- What you have to do -
The listing below should be printed again word for word, without any images.

- Material shown -

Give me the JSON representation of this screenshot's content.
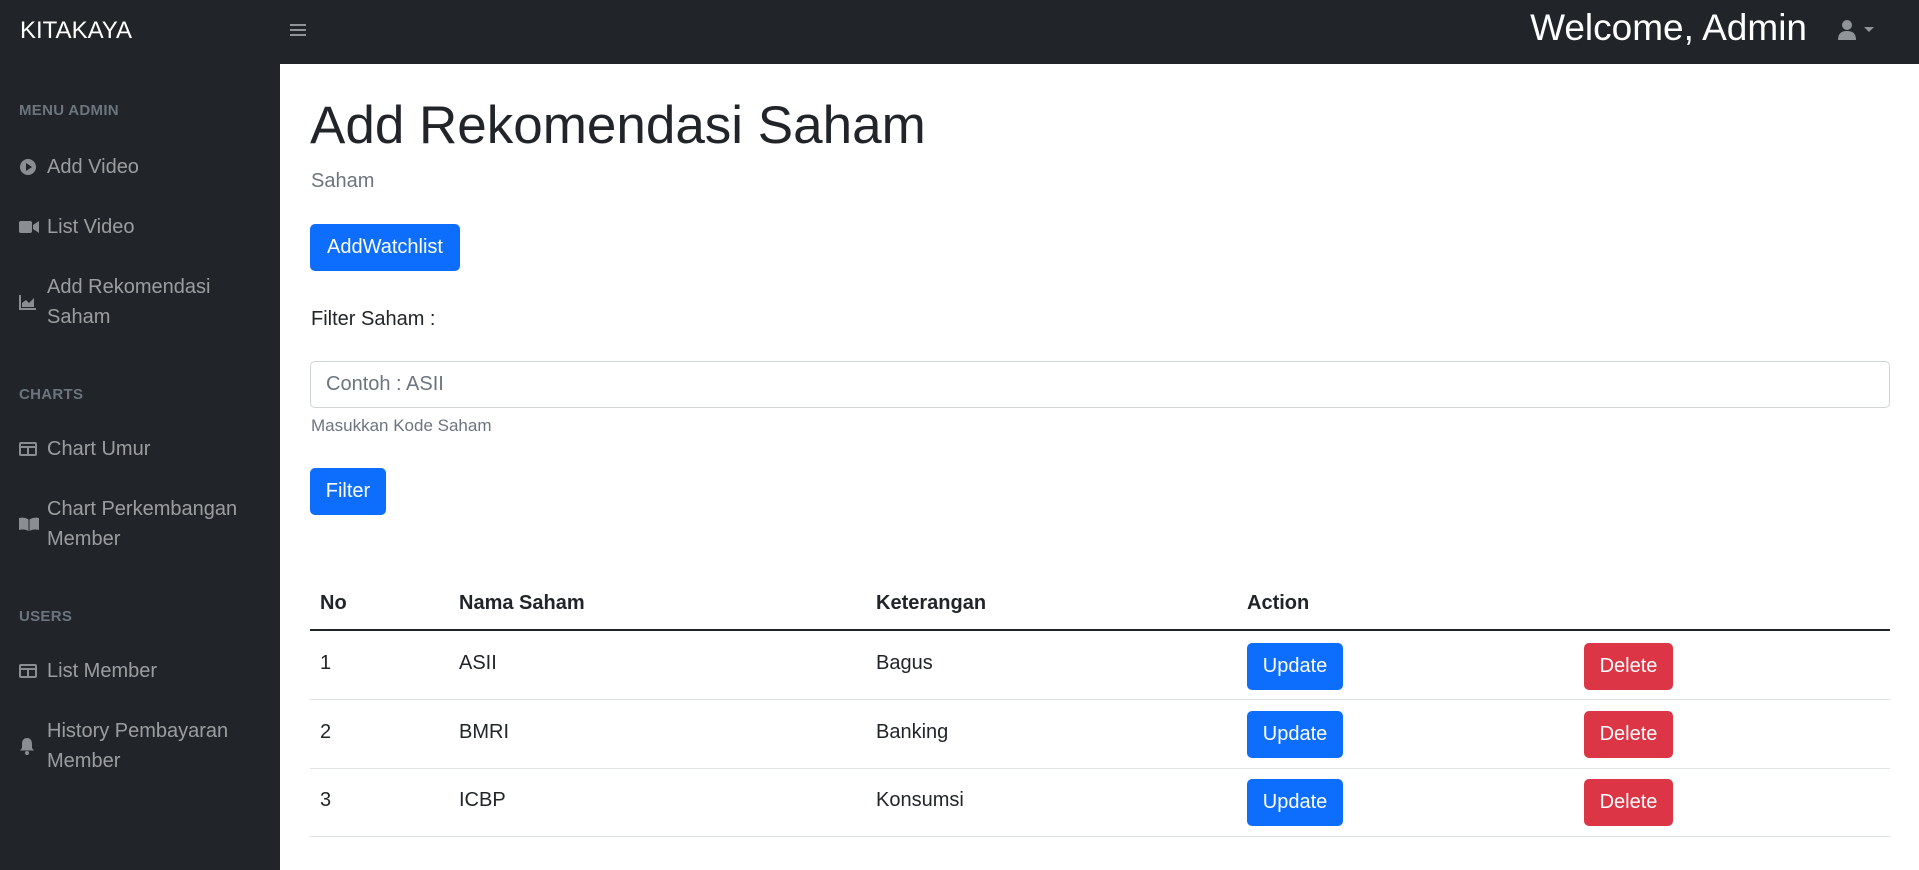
{
  "topbar": {
    "brand": "KITAKAYA",
    "welcome": "Welcome, Admin"
  },
  "sidebar": {
    "headings": [
      "MENU ADMIN",
      "CHARTS",
      "USERS"
    ],
    "items": [
      {
        "label": "Add Video",
        "icon": "play-circle-icon"
      },
      {
        "label": "List Video",
        "icon": "video-camera-icon"
      },
      {
        "label": "Add Rekomendasi Saham",
        "icon": "chart-area-icon"
      },
      {
        "label": "Chart Umur",
        "icon": "table-icon"
      },
      {
        "label": "Chart Perkembangan Member",
        "icon": "book-open-icon"
      },
      {
        "label": "List Member",
        "icon": "table-icon"
      },
      {
        "label": "History Pembayaran Member",
        "icon": "bell-icon"
      }
    ]
  },
  "main": {
    "title": "Add Rekomendasi Saham",
    "breadcrumb": "Saham",
    "add_button": "AddWatchlist",
    "filter_label": "Filter Saham :",
    "filter_placeholder": "Contoh : ASII",
    "filter_help": "Masukkan Kode Saham",
    "filter_button": "Filter"
  },
  "table": {
    "columns": [
      "No",
      "Nama Saham",
      "Keterangan",
      "Action"
    ],
    "rows": [
      {
        "no": "1",
        "nama": "ASII",
        "keterangan": "Bagus",
        "update": "Update",
        "delete": "Delete"
      },
      {
        "no": "2",
        "nama": "BMRI",
        "keterangan": "Banking",
        "update": "Update",
        "delete": "Delete"
      },
      {
        "no": "3",
        "nama": "ICBP",
        "keterangan": "Konsumsi",
        "update": "Update",
        "delete": "Delete"
      }
    ]
  },
  "colors": {
    "sidebar_bg": "#212529",
    "primary": "#0d6efd",
    "danger": "#dc3545"
  }
}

- Exercise response -
Give me the JSON representation of this screenshot's content.
{
  "topbar": {
    "brand": "KITAKAYA",
    "welcome": "Welcome, Admin"
  },
  "sidebar": {
    "headings": [
      "MENU ADMIN",
      "CHARTS",
      "USERS"
    ],
    "items": [
      {
        "label": "Add Video",
        "icon": "play-circle-icon"
      },
      {
        "label": "List Video",
        "icon": "video-camera-icon"
      },
      {
        "label": "Add Rekomendasi Saham",
        "icon": "chart-area-icon"
      },
      {
        "label": "Chart Umur",
        "icon": "table-icon"
      },
      {
        "label": "Chart Perkembangan Member",
        "icon": "book-open-icon"
      },
      {
        "label": "List Member",
        "icon": "table-icon"
      },
      {
        "label": "History Pembayaran Member",
        "icon": "bell-icon"
      }
    ]
  },
  "main": {
    "title": "Add Rekomendasi Saham",
    "breadcrumb": "Saham",
    "add_button": "AddWatchlist",
    "filter_label": "Filter Saham :",
    "filter_placeholder": "Contoh : ASII",
    "filter_help": "Masukkan Kode Saham",
    "filter_button": "Filter"
  },
  "table": {
    "columns": [
      "No",
      "Nama Saham",
      "Keterangan",
      "Action"
    ],
    "rows": [
      {
        "no": "1",
        "nama": "ASII",
        "keterangan": "Bagus",
        "update": "Update",
        "delete": "Delete"
      },
      {
        "no": "2",
        "nama": "BMRI",
        "keterangan": "Banking",
        "update": "Update",
        "delete": "Delete"
      },
      {
        "no": "3",
        "nama": "ICBP",
        "keterangan": "Konsumsi",
        "update": "Update",
        "delete": "Delete"
      }
    ]
  },
  "colors": {
    "sidebar_bg": "#212529",
    "primary": "#0d6efd",
    "danger": "#dc3545"
  }
}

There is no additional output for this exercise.